Letter of Objection – Rubha Stillaig – Loch Fyne

Blairbeg House, Lamlash, Isle of Arran KA27 8JT

12 April 2018

SEPA Registry
Grasser House
Fodderty Way
IV15 9XB

Dear Sir

APPLICATION CAR/L/01000891 Rubha Stillaig Fish Farm. Loch Fyne
Read more…


“We need to join forces against resistant microbes” with particular reference to current aquaculture practices

The further concern for us all, after microplastics, is the UK rising challenge of antimicrobial resistance, known by AMR, its three-letter abbreviation. It is estimated that over 700,000 people die each year across the world due to drug-resistant infections and it is predicted to increase to 10 million by 2050 if we take no action. Read more…


It must be nearly ten years ago since Arran defeated a Marine Harvest proposal for a huge 2500 tonnes max biomass fish farm for a site north of Lamlash Bay and Hamilton Rock. It involved a very committed effort by those in the community concerned about the proposal. So why is there not outrage on Arran about the disposal of untreated waste into Kilbrannan Sound, by both salmon aquaculture and our own island distillery? Read more…

The Perils of Accepting a “Sustainable” food label without the bigger picture

BioMar, a Danish Company, is one of the leading suppliers of “high performance” fish feed to the aquaculture industry worldwide. BioMar operates 13 feed factories including one at Grangemouth, Scotland. According to its own figures, roughly one out of five farmed fish produced in Europe, South and Central America is fed on BioMar fish feed. Worldwide, the BioMar Group supplies feed to around 60 countries and to more than 45 different fish species.

A recent fire at the Grangemouth plant had SEPA responding to complaints of “fishy smells”. So, what was causing the smell?
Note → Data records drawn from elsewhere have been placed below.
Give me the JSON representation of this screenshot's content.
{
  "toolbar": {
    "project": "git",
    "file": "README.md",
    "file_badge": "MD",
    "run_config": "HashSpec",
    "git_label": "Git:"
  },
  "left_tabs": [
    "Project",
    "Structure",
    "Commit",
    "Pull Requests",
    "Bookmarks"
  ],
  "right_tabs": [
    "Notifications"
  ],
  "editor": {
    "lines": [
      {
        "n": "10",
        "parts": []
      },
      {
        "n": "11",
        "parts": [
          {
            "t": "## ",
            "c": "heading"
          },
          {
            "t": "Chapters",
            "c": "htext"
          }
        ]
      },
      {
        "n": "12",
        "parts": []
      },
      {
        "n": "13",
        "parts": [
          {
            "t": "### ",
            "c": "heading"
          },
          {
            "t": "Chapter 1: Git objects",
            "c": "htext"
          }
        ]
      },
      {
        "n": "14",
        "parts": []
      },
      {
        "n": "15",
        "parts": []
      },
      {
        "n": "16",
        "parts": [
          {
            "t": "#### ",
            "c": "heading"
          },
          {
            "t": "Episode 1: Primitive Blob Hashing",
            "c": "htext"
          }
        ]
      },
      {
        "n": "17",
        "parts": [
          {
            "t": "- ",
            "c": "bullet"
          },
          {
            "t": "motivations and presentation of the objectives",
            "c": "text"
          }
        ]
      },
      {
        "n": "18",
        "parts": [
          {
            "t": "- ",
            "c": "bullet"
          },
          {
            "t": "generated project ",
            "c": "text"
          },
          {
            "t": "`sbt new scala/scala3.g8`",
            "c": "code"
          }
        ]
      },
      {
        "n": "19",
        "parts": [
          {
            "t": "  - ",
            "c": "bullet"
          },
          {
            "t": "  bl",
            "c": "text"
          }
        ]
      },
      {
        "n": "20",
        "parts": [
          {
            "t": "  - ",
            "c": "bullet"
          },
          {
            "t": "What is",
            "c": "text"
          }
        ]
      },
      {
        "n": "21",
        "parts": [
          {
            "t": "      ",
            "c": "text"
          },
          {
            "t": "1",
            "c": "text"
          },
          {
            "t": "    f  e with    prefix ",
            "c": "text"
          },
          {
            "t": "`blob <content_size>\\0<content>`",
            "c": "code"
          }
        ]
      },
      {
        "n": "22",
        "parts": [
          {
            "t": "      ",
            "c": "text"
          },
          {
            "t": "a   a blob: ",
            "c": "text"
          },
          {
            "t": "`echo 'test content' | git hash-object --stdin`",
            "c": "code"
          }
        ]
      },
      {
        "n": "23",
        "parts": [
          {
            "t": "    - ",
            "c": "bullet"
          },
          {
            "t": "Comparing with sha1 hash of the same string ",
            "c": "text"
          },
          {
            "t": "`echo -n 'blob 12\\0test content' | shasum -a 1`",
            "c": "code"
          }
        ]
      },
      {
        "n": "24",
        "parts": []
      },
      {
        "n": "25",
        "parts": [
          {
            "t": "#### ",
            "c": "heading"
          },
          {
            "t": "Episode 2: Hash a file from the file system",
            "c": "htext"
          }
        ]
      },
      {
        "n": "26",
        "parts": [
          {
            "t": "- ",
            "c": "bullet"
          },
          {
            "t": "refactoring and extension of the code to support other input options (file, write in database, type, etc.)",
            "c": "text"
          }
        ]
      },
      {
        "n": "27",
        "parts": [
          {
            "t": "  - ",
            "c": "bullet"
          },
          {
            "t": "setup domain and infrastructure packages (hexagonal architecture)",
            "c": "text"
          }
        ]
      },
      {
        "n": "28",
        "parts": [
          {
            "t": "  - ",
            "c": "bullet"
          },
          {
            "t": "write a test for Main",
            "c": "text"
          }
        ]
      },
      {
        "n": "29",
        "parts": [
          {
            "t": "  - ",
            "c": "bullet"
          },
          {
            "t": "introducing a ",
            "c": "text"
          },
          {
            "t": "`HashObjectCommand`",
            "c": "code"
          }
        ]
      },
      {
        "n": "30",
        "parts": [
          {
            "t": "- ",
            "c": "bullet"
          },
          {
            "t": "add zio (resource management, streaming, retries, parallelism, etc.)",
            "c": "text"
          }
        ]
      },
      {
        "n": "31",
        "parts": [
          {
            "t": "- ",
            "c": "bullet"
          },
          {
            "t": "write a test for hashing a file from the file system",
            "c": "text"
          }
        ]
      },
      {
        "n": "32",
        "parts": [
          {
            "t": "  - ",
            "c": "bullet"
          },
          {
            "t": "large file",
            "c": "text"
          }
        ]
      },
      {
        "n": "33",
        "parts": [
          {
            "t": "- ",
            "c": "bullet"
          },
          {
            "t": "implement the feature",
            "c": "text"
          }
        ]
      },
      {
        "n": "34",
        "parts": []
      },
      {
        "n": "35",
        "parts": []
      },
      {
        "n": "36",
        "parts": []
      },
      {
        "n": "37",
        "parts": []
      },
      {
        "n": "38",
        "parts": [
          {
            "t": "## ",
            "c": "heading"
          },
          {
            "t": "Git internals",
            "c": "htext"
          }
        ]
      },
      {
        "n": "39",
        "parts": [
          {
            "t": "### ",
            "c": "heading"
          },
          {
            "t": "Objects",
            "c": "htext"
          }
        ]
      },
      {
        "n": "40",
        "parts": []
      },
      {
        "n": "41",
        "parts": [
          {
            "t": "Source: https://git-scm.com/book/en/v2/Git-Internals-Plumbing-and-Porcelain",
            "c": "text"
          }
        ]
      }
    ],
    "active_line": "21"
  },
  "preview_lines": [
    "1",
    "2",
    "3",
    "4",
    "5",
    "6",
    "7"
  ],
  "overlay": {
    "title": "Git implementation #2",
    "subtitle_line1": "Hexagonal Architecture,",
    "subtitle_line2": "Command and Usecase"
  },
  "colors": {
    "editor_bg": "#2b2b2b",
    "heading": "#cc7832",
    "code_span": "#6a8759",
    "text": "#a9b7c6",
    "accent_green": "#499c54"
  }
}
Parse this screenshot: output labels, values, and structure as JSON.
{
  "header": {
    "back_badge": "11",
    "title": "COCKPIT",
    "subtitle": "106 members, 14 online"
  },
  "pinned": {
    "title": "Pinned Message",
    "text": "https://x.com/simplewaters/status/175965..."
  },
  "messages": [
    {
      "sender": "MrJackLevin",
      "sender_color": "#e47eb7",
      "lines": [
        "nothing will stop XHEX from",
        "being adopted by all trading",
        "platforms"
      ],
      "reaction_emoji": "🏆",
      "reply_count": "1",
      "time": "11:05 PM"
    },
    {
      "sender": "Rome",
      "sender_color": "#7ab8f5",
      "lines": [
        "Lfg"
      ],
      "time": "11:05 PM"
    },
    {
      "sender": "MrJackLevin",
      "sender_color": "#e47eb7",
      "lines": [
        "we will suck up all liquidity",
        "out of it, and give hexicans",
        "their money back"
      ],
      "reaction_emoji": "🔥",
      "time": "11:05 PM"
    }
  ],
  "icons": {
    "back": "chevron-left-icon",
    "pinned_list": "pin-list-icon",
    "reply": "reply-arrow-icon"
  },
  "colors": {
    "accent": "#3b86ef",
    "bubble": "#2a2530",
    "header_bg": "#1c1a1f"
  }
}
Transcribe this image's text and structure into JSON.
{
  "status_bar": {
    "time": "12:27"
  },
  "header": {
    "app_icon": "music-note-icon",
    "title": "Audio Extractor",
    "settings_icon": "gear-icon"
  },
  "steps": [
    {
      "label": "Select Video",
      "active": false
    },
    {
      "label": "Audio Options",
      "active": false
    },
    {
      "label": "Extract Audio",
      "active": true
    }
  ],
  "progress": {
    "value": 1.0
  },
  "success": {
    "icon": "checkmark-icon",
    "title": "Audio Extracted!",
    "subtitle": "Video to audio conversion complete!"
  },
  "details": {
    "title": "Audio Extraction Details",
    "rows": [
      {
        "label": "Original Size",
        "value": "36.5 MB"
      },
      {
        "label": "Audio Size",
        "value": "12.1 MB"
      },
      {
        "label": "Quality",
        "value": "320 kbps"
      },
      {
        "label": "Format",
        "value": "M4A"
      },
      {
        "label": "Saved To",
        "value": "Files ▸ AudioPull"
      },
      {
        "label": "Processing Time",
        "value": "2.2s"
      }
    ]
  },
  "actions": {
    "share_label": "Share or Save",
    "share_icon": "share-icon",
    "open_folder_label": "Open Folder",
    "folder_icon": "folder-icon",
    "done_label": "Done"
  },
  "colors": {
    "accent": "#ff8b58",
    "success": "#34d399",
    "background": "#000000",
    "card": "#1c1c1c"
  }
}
On investigation of BioMar’s website, and specifically their 2017 Sustainability Report these are the fish used in fishmeal and fish oil feed: Read more…


James Merryweather – 5 September 2018Capture JM1

The labelling of farmed so-called ‘Scottish’ salmon has recently been refined. Not very long ago, farmed salmon was proudly presented as ‘farmed’, but then it turned into ‘Scottish Salmon’, still with clear notice that it was farmed (often given quite prominently as ‘Farmed in Scotland or Norway’ – yes, Scottish Salmon farmed in Norway). Read more…